- [EXTRACTED RECORDS]
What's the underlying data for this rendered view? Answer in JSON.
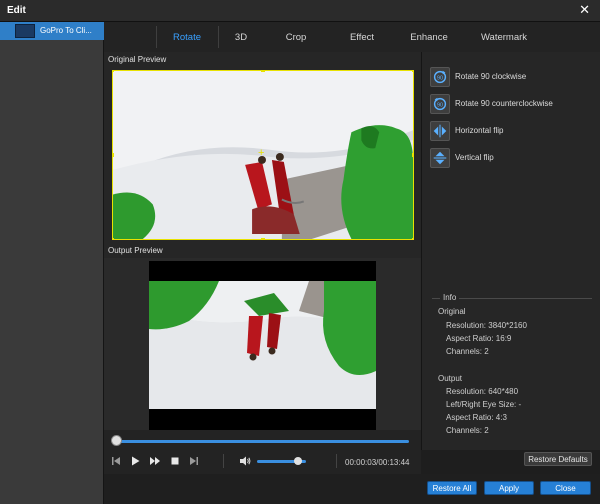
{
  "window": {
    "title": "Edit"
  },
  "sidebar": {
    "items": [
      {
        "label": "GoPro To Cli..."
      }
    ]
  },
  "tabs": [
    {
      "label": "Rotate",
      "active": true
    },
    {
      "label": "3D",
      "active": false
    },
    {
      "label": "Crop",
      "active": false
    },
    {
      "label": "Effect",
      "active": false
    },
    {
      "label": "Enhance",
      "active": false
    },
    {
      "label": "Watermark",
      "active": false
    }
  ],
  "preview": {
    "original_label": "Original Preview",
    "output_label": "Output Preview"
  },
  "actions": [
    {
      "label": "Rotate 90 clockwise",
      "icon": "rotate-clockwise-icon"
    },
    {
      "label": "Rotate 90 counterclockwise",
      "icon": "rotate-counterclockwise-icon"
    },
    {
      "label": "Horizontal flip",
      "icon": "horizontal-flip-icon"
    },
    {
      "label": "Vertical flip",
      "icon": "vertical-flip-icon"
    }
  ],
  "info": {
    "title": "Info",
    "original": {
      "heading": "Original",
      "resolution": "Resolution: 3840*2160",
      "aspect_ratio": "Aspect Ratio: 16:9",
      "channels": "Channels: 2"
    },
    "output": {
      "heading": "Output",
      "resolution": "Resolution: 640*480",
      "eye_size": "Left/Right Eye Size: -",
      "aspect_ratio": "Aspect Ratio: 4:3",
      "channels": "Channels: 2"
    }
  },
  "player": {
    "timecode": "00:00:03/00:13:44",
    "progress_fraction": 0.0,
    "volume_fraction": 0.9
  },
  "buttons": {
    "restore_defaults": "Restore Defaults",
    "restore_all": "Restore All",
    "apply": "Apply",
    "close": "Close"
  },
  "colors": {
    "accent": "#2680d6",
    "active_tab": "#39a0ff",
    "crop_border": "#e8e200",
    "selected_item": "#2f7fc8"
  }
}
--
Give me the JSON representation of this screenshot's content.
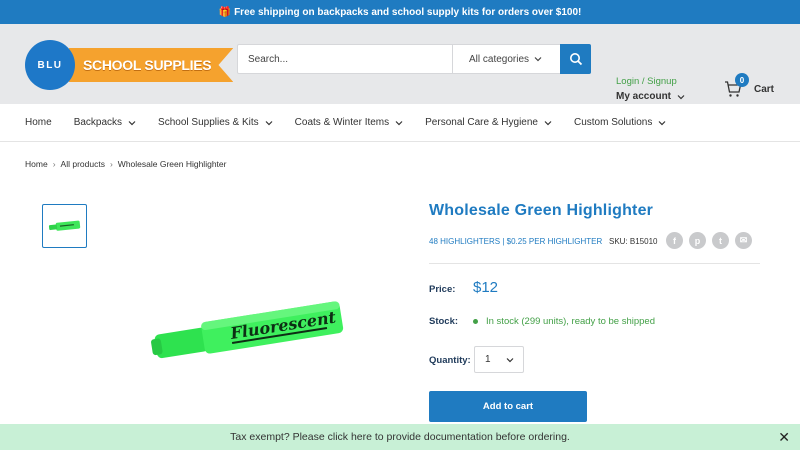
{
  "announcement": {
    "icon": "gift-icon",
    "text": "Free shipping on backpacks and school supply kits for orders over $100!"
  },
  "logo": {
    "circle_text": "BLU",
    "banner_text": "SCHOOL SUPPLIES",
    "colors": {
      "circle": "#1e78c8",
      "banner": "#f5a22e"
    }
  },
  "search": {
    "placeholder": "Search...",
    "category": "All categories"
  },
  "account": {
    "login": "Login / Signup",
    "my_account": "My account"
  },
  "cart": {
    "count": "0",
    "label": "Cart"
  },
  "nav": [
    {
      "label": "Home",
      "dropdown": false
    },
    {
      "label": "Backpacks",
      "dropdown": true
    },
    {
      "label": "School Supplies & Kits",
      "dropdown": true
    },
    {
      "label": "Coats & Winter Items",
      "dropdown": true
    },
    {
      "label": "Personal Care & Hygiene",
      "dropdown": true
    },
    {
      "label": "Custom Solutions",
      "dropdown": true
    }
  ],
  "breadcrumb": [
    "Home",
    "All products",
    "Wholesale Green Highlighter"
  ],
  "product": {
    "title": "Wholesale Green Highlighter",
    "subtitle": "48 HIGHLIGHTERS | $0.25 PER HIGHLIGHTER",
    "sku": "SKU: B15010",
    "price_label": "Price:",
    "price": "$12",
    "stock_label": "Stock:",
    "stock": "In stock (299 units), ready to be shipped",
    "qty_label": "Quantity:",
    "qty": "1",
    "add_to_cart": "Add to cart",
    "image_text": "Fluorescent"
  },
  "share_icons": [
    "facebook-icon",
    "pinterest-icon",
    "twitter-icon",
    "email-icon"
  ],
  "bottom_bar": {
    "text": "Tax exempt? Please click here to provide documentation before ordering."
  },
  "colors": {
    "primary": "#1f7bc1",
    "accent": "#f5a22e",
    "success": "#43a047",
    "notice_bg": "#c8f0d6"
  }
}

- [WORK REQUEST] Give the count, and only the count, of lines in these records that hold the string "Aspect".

- [ANSWER SPACE] 2